I’m addicted to books. I buy books, I download e-books, I occasionally borrow books (and return them of course), I have filched one or two from my college library (mea culpa, mea culpa, mea maxima culpa) which I regret now, but I seldom read them. There are countless books on the shelf that I look on with remorse and fondness. Sometimes, I take an unwholesome pride in showing them off, as if having those titles on my bookshelf is proof of my intellectual superiority. But if anyone asks an opinion on a book all I can ever come up is “Hmm, yes it’s a good book” or “Oh, that’s a lousy one”. Don’t ask me the reasons.

But, all said and done, I would like to read them all some day. Only that, that some day never comes. Of course there are some books which I’m almost afraid to pick to read knowing that the endings are sad; there are many which I’ve begun, lost interest and kept back.

Is there are right way to read? I have a book “How to read a book”. I barely managed to read it and forgot it’s message the instant I returned it to the shelf. Nowadays, I read mostly travel books. Paul Theroux, Colin Thubron, Eric Newby, Michael Palin, Bruce Chatwin and a few others. Bruce Chatwin and Colin Thubron are empathetic, Michael Palin and Eric Newby are endearing, gentle. Paul Theroux’s observations are laced with sardonic malice, I feel sometimes, but his books are fun to read. A sinner is much more interesting than a saint.

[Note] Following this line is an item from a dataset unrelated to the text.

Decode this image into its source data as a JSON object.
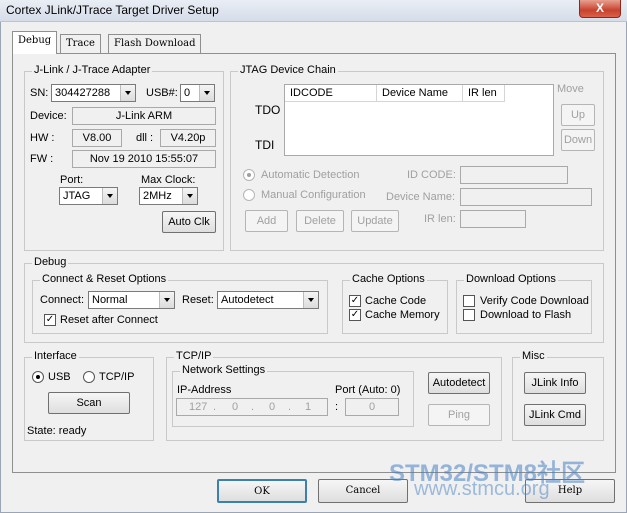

The book I’m reading now is Colin Thubron’s “In Siberia”. In it, Siberia  retains its mysteriousness. The brutal history of the land and it’s people is gradually unfolded as he travels across this snowbound domain. One meets vagabonds, a Rasputin lookalike, orthodox Russians, fledgling Buddhists, the ice princess, the horrors of gulag, wanton exploitation of the land, poverty, hopelessness and tragedy. Even though I’m sitting in the quiet comfort of my drawing room, I travel the trains with him, walk lonely streets, pick through the rubble of defunct mines or gaze across the waters of Lake Baikal.

Sometimes I’m accused of reading without reflecting and I know that I’m guilty of that oftentimes. Still, I believe that reading has changed me in many ways for the better. And I thank providence for giving me this gift even though I do not use it well.

Categories: Bibliophilia